=== BRIEF ===
Without changing anything, output the records below.

==== THE DATA

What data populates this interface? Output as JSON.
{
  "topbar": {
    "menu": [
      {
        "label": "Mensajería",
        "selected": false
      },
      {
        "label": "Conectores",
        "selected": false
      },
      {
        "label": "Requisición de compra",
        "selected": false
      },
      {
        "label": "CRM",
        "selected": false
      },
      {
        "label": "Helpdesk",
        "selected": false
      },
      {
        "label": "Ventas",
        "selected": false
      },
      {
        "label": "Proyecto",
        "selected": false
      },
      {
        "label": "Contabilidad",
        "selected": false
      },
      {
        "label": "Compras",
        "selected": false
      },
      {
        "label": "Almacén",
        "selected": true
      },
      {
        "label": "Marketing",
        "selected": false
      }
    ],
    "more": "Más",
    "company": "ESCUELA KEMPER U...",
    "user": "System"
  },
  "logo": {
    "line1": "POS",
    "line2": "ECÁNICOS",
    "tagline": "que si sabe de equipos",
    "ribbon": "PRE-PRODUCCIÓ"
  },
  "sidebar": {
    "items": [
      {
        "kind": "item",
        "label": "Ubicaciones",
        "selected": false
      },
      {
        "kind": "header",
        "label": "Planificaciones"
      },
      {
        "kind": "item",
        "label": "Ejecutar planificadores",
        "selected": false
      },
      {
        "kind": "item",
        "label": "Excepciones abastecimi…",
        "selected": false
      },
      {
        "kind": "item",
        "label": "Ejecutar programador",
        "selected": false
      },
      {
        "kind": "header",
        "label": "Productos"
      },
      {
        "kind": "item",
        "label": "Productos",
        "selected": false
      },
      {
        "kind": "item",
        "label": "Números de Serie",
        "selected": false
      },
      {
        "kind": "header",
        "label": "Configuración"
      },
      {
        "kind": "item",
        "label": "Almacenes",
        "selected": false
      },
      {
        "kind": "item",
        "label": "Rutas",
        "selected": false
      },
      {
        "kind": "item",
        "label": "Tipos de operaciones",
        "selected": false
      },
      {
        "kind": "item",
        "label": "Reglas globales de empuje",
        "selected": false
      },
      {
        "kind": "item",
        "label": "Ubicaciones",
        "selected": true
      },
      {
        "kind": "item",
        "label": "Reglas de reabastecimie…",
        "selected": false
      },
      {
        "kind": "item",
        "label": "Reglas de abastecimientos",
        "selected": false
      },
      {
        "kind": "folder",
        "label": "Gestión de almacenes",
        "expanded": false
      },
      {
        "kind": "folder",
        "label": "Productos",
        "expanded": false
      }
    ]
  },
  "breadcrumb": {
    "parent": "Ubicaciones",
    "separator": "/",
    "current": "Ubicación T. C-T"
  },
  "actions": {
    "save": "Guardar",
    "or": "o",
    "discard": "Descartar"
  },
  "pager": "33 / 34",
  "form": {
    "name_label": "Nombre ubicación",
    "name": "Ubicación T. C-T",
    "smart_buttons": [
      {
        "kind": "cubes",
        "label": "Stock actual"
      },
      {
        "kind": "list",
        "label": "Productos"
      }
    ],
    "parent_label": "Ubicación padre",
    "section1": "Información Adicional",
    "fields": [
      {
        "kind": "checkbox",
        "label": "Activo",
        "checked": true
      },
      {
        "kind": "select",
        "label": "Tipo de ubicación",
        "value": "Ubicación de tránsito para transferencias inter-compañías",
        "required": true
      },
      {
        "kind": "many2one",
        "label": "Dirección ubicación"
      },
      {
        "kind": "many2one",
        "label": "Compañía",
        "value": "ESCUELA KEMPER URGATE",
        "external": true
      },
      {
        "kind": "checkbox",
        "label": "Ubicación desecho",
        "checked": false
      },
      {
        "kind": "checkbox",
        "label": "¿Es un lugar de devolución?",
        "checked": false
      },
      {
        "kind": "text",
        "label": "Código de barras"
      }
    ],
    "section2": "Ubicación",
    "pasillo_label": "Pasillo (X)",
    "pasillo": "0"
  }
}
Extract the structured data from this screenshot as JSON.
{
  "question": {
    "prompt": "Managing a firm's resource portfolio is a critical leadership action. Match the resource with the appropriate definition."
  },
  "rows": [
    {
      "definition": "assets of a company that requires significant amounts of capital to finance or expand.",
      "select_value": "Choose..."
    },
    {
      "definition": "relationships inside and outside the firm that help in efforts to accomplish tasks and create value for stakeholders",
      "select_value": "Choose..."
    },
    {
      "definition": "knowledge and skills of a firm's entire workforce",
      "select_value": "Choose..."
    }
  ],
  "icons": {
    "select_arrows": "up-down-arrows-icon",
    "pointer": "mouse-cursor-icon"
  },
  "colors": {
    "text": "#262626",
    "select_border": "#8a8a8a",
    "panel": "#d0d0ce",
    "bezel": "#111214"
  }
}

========

=== ANSWER AREA ===
What data populates this interface? Output as JSON.
{
  "topbar": {
    "menu": [
      {
        "label": "Mensajería",
        "selected": false
      },
      {
        "label": "Conectores",
        "selected": false
      },
      {
        "label": "Requisición de compra",
        "selected": false
      },
      {
        "label": "CRM",
        "selected": false
      },
      {
        "label": "Helpdesk",
        "selected": false
      },
      {
        "label": "Ventas",
        "selected": false
      },
      {
        "label": "Proyecto",
        "selected": false
      },
      {
        "label": "Contabilidad",
        "selected": false
      },
      {
        "label": "Compras",
        "selected": false
      },
      {
        "label": "Almacén",
        "selected": true
      },
      {
        "label": "Marketing",
        "selected": false
      }
    ],
    "more": "Más",
    "company": "ESCUELA KEMPER U...",
    "user": "System"
  },
  "logo": {
    "line1": "POS",
    "line2": "ECÁNICOS",
    "tagline": "que si sabe de equipos",
    "ribbon": "PRE-PRODUCCIÓ"
  },
  "sidebar": {
    "items": [
      {
        "kind": "item",
        "label": "Ubicaciones",
        "selected": false
      },
      {
        "kind": "header",
        "label": "Planificaciones"
      },
      {
        "kind": "item",
        "label": "Ejecutar planificadores",
        "selected": false
      },
      {
        "kind": "item",
        "label": "Excepciones abastecimi…",
        "selected": false
      },
      {
        "kind": "item",
        "label": "Ejecutar programador",
        "selected": false
      },
      {
        "kind": "header",
        "label": "Productos"
      },
      {
        "kind": "item",
        "label": "Productos",
        "selected": false
      },
      {
        "kind": "item",
        "label": "Números de Serie",
        "selected": false
      },
      {
        "kind": "header",
        "label": "Configuración"
      },
      {
        "kind": "item",
        "label": "Almacenes",
        "selected": false
      },
      {
        "kind": "item",
        "label": "Rutas",
        "selected": false
      },
      {
        "kind": "item",
        "label": "Tipos de operaciones",
        "selected": false
      },
      {
        "kind": "item",
        "label": "Reglas globales de empuje",
        "selected": false
      },
      {
        "kind": "item",
        "label": "Ubicaciones",
        "selected": true
      },
      {
        "kind": "item",
        "label": "Reglas de reabastecimie…",
        "selected": false
      },
      {
        "kind": "item",
        "label": "Reglas de abastecimientos",
        "selected": false
      },
      {
        "kind": "folder",
        "label": "Gestión de almacenes",
        "expanded": false
      },
      {
        "kind": "folder",
        "label": "Productos",
        "expanded": false
      }
    ]
  },
  "breadcrumb": {
    "parent": "Ubicaciones",
    "separator": "/",
    "current": "Ubicación T. C-T"
  },
  "actions": {
    "save": "Guardar",
    "or": "o",
    "discard": "Descartar"
  },
  "pager": "33 / 34",
  "form": {
    "name_label": "Nombre ubicación",
    "name": "Ubicación T. C-T",
    "smart_buttons": [
      {
        "kind": "cubes",
        "label": "Stock actual"
      },
      {
        "kind": "list",
        "label": "Productos"
      }
    ],
    "parent_label": "Ubicación padre",
    "section1": "Información Adicional",
    "fields": [
      {
        "kind": "checkbox",
        "label": "Activo",
        "checked": true
      },
      {
        "kind": "select",
        "label": "Tipo de ubicación",
        "value": "Ubicación de tránsito para transferencias inter-compañías",
        "required": true
      },
      {
        "kind": "many2one",
        "label": "Dirección ubicación"
      },
      {
        "kind": "many2one",
        "label": "Compañía",
        "value": "ESCUELA KEMPER URGATE",
        "external": true
      },
      {
        "kind": "checkbox",
        "label": "Ubicación desecho",
        "checked": false
      },
      {
        "kind": "checkbox",
        "label": "¿Es un lugar de devolución?",
        "checked": false
      },
      {
        "kind": "text",
        "label": "Código de barras"
      }
    ],
    "section2": "Ubicación",
    "pasillo_label": "Pasillo (X)",
    "pasillo": "0"
  }
}
Extract the structured data from this screenshot as JSON.
{
  "question": {
    "prompt": "Managing a firm's resource portfolio is a critical leadership action. Match the resource with the appropriate definition."
  },
  "rows": [
    {
      "definition": "assets of a company that requires significant amounts of capital to finance or expand.",
      "select_value": "Choose..."
    },
    {
      "definition": "relationships inside and outside the firm that help in efforts to accomplish tasks and create value for stakeholders",
      "select_value": "Choose..."
    },
    {
      "definition": "knowledge and skills of a firm's entire workforce",
      "select_value": "Choose..."
    }
  ],
  "icons": {
    "select_arrows": "up-down-arrows-icon",
    "pointer": "mouse-cursor-icon"
  },
  "colors": {
    "text": "#262626",
    "select_border": "#8a8a8a",
    "panel": "#d0d0ce",
    "bezel": "#111214"
  }
}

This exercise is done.